In the orientation module the entire carousel has been revamped: instead of four this now has six drives that no longer rotate four but three plates apiece. This change allows time for alignment of the containers. Here, a camera takes 400 images of a container on the first reference run while it is turned 360° about its longitudinal axis. In production the container is photographed just once. With the help of a fast algorithm, this single image is compared to the 400 taken before and the current position of each single can or PET bottle is thus determined. This is then used to calculate any necessary correction to the container’s position, performed by the activated motor in a matter of milliseconds until the container is aligned as required. This is important with regard to the point of sale (POS) if the containers are to be arranged in the pack to form a single image.
In the next module application heads ‘shoot’ half the dots of adhesive onto the left and right can or bottle respectively. During application the container itself stands completely still for a fraction of a second so that the adhesive is applied with the utmost accuracy. Consequently, carousel has been redesigned and the position of the application heads adjusted slightly.

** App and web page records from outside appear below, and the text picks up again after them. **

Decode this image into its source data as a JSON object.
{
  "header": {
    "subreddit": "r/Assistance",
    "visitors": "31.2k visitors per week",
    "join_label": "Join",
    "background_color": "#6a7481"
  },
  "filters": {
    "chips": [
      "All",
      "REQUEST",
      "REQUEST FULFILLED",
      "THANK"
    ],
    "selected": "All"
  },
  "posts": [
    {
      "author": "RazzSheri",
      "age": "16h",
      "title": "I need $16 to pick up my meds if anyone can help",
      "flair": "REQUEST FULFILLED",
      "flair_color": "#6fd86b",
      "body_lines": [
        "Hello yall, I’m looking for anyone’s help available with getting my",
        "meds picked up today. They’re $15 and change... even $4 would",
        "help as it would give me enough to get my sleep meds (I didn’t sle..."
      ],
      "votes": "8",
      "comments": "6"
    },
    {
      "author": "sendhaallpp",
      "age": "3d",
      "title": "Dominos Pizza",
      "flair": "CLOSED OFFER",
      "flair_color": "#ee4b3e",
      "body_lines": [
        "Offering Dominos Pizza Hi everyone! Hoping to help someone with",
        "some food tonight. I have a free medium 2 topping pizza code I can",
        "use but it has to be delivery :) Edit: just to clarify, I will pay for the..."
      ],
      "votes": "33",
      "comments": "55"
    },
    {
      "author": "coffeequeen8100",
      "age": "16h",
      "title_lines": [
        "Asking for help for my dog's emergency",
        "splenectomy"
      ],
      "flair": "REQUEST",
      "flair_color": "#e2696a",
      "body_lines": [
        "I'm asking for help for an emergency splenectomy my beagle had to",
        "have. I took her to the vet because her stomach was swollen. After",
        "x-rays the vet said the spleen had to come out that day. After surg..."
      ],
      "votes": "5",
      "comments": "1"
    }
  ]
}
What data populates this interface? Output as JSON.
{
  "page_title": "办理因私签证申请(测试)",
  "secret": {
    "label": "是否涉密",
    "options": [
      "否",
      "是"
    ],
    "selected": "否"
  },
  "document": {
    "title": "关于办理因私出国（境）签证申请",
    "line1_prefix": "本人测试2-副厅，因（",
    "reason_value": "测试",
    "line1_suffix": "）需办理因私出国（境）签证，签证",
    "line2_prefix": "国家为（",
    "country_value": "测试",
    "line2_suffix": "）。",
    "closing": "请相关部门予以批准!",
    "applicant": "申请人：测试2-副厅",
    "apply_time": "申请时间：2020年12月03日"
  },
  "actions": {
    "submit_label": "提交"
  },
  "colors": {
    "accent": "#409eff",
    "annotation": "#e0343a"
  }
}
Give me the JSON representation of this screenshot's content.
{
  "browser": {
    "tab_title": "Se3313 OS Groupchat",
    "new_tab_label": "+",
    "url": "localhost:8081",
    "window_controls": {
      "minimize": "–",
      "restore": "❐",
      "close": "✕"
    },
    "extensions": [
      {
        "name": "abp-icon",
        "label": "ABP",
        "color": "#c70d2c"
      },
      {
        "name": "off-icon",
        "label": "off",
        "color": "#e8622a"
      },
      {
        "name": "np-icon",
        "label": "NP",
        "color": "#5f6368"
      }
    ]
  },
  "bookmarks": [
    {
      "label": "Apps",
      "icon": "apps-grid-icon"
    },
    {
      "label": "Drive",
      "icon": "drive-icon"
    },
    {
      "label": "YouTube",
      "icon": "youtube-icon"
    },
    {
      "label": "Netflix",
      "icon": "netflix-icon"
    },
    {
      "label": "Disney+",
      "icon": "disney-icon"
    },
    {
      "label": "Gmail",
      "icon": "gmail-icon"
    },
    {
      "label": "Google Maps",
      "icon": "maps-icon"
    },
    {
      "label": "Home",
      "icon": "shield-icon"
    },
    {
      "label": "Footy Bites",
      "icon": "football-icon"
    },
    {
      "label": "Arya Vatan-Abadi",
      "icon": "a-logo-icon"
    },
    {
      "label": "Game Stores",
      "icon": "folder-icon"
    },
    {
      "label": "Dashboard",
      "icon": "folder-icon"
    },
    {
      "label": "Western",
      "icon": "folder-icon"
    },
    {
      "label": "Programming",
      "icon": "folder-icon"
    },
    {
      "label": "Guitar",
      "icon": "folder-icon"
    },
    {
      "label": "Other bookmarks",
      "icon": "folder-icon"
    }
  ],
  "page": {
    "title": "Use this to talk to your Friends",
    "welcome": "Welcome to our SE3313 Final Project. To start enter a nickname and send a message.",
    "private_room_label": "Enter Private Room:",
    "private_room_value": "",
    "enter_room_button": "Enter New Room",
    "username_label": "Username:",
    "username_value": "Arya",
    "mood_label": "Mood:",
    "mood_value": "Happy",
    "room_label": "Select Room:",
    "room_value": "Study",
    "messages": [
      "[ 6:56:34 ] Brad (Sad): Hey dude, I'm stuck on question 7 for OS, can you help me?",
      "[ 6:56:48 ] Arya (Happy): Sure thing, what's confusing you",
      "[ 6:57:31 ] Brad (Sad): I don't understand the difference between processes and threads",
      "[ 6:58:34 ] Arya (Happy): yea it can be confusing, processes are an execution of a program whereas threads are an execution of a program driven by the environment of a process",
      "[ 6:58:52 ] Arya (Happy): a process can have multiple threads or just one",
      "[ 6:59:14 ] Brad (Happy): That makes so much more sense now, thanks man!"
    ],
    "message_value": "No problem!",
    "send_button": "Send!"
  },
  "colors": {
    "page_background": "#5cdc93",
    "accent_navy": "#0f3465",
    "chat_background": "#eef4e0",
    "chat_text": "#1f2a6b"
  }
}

Once the dots of adhesive have been applied, the containers are passed on to the compression module. “This is where the packs are formed by the containers being pressed against one another. This takes less than a second as long as the adhesive is soft,” explains Dr. Caninenberg. This aspect of the further development of the machine for the high-capacity range took up the most time and energy to bring the output up to a maximum of 90,000 or 108,000 bottles or cans an hour. In order to so do, transfer stars with fingers were dispensed with and the conveyor system was converted from chains to toothed belts. The new modular design enables the curing segment to be halved and the entire machine to be shortened by three-and-a-half meters. The effort was well worth it – and not just for the size, Dr. Caninenberg believes. “The packs are joined more gently and flexibly and the transfer process is subject to lower tolerances.”
KHS handle applicator
After compression any packs where a dot of adhesive is missing or incorrectly applied are channeled out. “The rate here is so low that it’s hardly worth mentioning,” emphasizes Dr. Caninenberg. This can be further improved by an optional air drying module that makes sure that there’s no more condensation or condensation water in the machine – an important factor when it comes to the quality of the gluing process. Another special feature awaits the packs in the handle applicator module once they’ve been split into three lanes and turned by 90°. “Here, we’re using a model developed by KHS for the first time that manages up to 150 packs a minute. As there are three applicators installed next to one another, the output amounts to 450 packs per minute; with packs of four, that’s a maximum of 108,000 containers that can be processed every hour.” Alternatively, 300 packs of six or 225 packs of eight containers a minute can also be produced on the new machinery.
The focus is on flexibility – also with respect to the footprint of the packaging machine. “If there are problems with the length of the machine, the layout can also be angled 90 or 180° in the middle,” states Dr. Caninenberg. This means that the further developed Nature MultiPack™ system for the high-performance range can also be adapted to suit more complex space requirements.